        In the called save() method there are dialogs opened by:
        Alert alert = new Alert(AlertType.ERROR);
        ..
        alert.showAndWait();

        Code, tried in a controller class that uses information from a FXML file:

        buttonsave.setOnAction(new EventHandler() {

        public void handle(ActionEvent event) {

        new ProcessChain().inPlatformThread(() -> buttonsave.setDisable(true))
        .inExecutor(() -> save())
        .inPlatformThread(() -> buttonsave.setDisable(false))
        .run();
        }
        });

        private void save() {
        //TBD
        }

        marc
        Reply
        • 2015/12/04

          I tried to open the javafx.scene.control.Alert in an javafx.concurrent.Task and got strange behavior, for example:

          Thread [JavaFX Application Thread] (Suspended (exception NullPointerException))
          InvokeLaterDispatcher$Future.run() line: 100 [local variables unavailable]
          WinApplication._runLoop(Runnable) line: not available [native method]
          WinApplication.lambda$null$149(int, Runnable) line: 191
          194494468.run() line: not available
          Thread.run() line: 745

          In this source code:

          @Override public void run() {
          try {
          this.runnable.run();
          } finally {
          synchronized (LOCK) {
          this.done = true;
          LOCK.notifyAll();
          }
          }
          }
          }

          So I tried to use ProcessChain with the problems shown above.

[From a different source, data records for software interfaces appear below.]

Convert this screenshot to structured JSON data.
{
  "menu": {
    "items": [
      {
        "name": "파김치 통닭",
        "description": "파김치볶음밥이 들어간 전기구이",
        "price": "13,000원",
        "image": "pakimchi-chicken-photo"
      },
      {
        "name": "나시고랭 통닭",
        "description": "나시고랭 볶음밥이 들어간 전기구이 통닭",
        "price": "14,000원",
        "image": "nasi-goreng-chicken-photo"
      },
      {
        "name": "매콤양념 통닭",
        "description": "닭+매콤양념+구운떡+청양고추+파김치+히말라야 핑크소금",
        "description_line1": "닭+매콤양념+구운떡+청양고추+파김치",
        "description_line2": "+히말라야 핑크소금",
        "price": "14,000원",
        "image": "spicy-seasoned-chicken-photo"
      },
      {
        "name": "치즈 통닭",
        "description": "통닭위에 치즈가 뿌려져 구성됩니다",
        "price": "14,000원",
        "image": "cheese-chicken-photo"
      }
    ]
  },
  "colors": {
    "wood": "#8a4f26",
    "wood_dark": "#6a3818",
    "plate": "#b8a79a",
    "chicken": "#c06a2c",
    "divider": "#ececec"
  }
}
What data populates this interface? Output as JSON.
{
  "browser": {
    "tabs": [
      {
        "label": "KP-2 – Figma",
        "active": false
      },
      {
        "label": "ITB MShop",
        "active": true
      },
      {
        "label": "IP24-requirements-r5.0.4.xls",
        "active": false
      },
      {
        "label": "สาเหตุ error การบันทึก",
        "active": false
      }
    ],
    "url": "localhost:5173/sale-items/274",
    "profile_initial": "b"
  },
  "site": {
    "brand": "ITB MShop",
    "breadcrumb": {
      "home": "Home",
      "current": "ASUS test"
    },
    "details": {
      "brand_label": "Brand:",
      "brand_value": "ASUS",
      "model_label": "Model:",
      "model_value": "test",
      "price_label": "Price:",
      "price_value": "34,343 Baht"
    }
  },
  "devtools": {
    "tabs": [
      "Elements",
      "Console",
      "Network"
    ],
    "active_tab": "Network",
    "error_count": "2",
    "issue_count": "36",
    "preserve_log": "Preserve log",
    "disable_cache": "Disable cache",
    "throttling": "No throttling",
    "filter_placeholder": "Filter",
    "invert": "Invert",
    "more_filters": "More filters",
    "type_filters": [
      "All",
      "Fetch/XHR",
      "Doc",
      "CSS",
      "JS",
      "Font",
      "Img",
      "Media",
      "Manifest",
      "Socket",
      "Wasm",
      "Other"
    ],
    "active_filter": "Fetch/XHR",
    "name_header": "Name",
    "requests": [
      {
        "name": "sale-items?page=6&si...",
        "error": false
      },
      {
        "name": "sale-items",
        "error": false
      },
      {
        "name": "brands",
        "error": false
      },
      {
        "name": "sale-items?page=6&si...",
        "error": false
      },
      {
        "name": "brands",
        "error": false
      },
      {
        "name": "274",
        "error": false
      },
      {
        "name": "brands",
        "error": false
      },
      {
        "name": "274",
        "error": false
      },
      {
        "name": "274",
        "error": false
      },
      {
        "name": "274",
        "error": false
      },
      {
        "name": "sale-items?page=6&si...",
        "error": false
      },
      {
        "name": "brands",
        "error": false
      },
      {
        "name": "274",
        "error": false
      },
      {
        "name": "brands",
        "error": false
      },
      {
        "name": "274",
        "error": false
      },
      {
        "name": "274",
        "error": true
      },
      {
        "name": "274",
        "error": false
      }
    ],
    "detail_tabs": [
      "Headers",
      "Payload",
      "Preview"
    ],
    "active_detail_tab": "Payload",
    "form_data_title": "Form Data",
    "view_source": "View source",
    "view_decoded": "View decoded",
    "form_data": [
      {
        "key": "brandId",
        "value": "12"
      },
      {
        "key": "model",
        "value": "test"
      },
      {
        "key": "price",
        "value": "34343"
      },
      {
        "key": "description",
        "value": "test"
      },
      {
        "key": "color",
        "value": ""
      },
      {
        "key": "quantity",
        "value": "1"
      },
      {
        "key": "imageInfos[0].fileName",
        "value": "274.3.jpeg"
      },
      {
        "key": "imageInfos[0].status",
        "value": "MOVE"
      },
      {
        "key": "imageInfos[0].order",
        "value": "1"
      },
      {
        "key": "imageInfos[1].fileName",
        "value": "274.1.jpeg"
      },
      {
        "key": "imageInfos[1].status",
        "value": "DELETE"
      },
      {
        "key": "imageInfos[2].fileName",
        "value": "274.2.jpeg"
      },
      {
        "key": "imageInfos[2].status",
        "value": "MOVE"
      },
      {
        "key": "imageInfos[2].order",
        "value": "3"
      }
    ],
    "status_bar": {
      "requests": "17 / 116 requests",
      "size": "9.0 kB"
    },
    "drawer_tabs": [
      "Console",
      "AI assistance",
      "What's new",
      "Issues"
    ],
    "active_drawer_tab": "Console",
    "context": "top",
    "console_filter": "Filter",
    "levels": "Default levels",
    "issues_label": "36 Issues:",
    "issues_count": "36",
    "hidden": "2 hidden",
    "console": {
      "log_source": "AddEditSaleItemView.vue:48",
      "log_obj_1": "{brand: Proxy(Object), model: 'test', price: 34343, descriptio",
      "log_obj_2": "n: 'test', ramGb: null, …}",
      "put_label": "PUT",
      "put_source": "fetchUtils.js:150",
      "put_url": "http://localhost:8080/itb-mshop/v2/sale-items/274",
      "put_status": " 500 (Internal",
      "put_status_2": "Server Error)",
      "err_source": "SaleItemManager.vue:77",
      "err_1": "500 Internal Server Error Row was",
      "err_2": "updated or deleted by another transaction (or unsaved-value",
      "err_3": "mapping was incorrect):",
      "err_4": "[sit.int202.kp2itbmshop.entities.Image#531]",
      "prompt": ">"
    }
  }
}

          Meanwhile I transferred the javafx.scene.control.Alert out of javafx.concurrent.Task. This solved my problem.

          Maybe I will try ProcessChain later again, which seems to really simplify things. Good work!

          marc
          Reply